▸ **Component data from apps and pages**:
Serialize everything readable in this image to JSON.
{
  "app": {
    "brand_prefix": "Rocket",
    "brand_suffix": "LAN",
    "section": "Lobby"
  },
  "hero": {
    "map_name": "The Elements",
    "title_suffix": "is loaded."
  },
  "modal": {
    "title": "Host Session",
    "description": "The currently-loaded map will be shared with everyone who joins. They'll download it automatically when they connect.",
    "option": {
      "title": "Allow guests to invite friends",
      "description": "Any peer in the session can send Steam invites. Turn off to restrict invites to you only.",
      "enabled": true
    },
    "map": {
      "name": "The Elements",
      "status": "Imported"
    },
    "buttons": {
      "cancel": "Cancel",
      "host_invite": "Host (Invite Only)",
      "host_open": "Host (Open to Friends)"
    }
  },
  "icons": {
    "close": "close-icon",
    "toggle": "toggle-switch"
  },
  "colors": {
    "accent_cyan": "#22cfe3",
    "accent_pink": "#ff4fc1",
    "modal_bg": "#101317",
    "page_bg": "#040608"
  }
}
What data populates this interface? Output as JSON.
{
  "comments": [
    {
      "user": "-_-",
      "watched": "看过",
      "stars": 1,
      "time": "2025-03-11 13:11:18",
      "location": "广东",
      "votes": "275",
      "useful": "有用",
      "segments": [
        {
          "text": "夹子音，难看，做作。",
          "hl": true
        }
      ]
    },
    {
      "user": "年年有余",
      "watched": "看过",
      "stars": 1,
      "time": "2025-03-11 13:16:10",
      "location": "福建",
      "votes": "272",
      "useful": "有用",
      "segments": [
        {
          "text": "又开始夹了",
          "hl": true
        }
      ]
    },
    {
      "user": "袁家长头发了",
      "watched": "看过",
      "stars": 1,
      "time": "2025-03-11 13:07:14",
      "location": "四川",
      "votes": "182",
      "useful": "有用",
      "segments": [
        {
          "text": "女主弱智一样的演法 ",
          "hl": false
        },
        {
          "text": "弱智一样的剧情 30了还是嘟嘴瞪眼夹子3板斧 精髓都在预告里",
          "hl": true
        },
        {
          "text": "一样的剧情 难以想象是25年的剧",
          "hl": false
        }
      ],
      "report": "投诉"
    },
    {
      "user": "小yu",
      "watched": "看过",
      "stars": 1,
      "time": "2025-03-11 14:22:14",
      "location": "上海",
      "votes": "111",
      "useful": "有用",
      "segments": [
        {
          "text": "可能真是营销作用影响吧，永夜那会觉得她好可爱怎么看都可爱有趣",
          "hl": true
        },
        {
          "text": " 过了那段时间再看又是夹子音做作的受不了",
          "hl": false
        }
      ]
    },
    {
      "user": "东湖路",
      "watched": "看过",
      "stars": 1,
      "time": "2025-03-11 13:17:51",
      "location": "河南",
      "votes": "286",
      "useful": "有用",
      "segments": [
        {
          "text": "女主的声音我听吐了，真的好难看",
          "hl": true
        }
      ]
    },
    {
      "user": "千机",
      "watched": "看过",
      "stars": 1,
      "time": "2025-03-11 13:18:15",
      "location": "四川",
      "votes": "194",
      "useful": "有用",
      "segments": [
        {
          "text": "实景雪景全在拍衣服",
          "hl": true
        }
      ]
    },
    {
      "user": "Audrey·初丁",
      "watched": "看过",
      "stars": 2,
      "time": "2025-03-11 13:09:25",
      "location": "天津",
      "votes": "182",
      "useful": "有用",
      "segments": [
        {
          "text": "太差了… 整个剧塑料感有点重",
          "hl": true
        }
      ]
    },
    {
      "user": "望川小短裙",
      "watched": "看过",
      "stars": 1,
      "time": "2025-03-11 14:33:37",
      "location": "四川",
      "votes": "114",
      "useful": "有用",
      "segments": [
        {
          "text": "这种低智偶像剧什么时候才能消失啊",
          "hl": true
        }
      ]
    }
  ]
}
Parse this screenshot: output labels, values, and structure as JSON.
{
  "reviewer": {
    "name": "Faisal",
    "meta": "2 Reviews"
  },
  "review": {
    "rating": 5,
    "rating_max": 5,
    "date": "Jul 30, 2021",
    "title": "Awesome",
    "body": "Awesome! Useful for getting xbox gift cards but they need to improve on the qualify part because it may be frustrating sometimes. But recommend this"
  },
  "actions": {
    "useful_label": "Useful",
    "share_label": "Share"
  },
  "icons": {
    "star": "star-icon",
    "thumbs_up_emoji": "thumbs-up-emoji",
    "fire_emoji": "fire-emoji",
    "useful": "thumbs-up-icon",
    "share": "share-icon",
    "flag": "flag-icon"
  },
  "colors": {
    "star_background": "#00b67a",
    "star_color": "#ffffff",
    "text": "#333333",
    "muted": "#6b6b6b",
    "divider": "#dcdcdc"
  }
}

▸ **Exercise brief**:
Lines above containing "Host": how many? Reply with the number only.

▸ **Solved problem**:
3